From waking up at 5 a.m. every day to read her Bible, to numerous prayers and writing in her journal throughout the day despite a hectic gymnastics schedule, Cha always finds time to mature and grow spiritually. Her coach praises the attitude and mindset she’s brought to the team.
“Danci is such a joy,” Conkling said. “She’s so fun to watch on the floor being such a talented athlete. She’s always been firm in her beliefs outside gymnastics and that is something the entire team respects. I’m really pulling for her and she deserves to be successful her senior year.”
ISU gymnastics has been struggling this season and is currently in a funk, placing third in its last two meets. With plenty of room for improvement for all the gymnasts, Cha avoids letting her performance define her. Rather, gymnastics and spreading awareness among ISU athletes is a platform for her to share her faith.
“The biggest challenge is feeling a sense of dissonance. It’s hard being so different than everyone. I’m the first generation in my family going to college. This is something kind out of the ordinary. Feeling disconnected from my team, athletics in general and on this campus.”
“Religion might not be seen as important as it used to be, but being part of this new community I know there’s a bigger purpose for me being here. I’m doing the best I can to take full advantage of my opportunity and the rest of my time here.”
With Cha’s expected graduation this upcoming May, the future of Athletes InterVarsity and its presence on campus appears foggy at first glance. McCloud described Cha as the “most positive and happiest person” he has ever met. Cha’s personality, obedience to her faith and care for her fellow peers shows the influence she wants to leave behind.
“My biggest goal for Athletes InterVarsity is to create an environment and an atmosphere for other athletes, no matter what teams they come from,” Cha said. “Being able to support each other and not feel completely isolated.”
Whether one is religious to any extent or not involved with religion at all, Cha’s mindset will bring a smile to any face.
Athletes express their faith on the field or in the gym in a variety of ways. Whether it be pointing to the sky after a made basket, a silent prayer after celebrating a touchdown or locker room meditation, athletes all over the world show praise in many different ways.
Although a handful of ISU student athletes are treading in unfamiliar ground in starting up Athletes InterVaristy, they maintain a positive outlook.
Treat others how you want to be treated. For Danci Cha, it’s simple. It comes down to influencing others more than they have influenced her.
Past attendees and current members of Athletes InterVarsity include student-athletes: David Ndiaye, Justin McCloud, Nick Banyard (men’s basketball), Adam Conley, Trevor Rea (football), Courtnee Cossell (women’s golf), Jessie Bejna, Rhianna Krutz (soccer) and Sarah Fisher (gymnastics).

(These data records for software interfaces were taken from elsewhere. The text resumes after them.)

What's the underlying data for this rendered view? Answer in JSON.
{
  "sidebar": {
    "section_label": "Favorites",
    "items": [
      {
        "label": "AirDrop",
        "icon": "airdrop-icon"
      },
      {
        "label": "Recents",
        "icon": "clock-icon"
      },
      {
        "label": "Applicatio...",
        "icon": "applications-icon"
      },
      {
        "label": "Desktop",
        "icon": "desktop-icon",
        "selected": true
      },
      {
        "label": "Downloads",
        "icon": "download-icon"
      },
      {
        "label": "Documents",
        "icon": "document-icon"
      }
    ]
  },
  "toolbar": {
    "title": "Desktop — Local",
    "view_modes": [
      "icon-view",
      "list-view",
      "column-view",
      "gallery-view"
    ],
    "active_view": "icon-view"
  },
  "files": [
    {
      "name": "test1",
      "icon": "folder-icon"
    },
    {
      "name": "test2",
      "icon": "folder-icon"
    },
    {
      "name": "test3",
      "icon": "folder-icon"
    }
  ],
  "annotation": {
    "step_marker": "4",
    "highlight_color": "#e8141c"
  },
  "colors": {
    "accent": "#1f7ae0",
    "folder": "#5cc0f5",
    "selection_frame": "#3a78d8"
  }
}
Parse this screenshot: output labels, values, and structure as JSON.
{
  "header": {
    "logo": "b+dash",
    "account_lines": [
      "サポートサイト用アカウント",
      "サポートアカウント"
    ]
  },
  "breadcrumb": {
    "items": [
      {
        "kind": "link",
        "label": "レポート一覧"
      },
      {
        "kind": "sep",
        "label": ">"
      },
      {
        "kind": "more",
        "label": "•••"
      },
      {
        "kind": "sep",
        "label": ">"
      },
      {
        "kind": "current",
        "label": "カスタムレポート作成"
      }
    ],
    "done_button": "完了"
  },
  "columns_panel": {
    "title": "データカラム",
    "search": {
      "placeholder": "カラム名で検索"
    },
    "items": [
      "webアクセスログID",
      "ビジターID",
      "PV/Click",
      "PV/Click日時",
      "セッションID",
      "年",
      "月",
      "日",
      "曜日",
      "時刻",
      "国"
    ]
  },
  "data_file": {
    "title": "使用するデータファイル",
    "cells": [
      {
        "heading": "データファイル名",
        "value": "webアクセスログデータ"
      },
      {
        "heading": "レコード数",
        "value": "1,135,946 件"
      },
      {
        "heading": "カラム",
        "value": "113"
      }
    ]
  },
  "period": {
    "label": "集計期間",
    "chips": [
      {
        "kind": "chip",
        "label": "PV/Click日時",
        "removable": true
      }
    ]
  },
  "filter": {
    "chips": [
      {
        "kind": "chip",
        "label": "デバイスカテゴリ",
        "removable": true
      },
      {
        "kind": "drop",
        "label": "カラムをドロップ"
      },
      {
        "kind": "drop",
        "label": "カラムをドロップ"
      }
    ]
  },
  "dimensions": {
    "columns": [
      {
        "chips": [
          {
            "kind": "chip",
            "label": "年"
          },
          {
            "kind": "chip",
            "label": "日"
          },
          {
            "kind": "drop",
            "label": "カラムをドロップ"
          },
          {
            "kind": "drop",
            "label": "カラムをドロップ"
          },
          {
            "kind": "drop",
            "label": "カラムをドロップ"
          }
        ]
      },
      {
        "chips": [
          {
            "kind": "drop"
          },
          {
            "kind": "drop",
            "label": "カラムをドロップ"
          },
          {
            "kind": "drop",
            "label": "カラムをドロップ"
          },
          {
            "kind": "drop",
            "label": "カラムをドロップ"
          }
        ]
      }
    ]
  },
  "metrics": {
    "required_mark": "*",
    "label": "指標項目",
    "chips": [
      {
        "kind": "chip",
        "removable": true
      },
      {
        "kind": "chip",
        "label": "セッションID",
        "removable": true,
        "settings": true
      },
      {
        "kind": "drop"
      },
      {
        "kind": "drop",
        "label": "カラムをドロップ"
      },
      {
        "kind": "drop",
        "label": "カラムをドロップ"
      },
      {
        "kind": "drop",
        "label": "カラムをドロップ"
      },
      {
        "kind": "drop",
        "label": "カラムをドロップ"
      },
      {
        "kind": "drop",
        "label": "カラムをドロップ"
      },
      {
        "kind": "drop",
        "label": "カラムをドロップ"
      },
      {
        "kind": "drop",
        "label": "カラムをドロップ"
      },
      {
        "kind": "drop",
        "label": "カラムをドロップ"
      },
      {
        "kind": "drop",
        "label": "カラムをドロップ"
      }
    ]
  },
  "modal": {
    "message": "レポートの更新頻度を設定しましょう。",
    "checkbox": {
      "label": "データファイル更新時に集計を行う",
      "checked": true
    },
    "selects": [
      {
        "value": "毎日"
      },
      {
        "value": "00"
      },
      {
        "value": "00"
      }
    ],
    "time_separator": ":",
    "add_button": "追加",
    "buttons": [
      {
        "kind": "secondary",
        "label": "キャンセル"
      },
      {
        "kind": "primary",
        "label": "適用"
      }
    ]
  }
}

Josh Tolentino is a junior journalism major and sports editor at The Vidette. He can be reached by email at email@example.com and found on Twitter @JCTSports.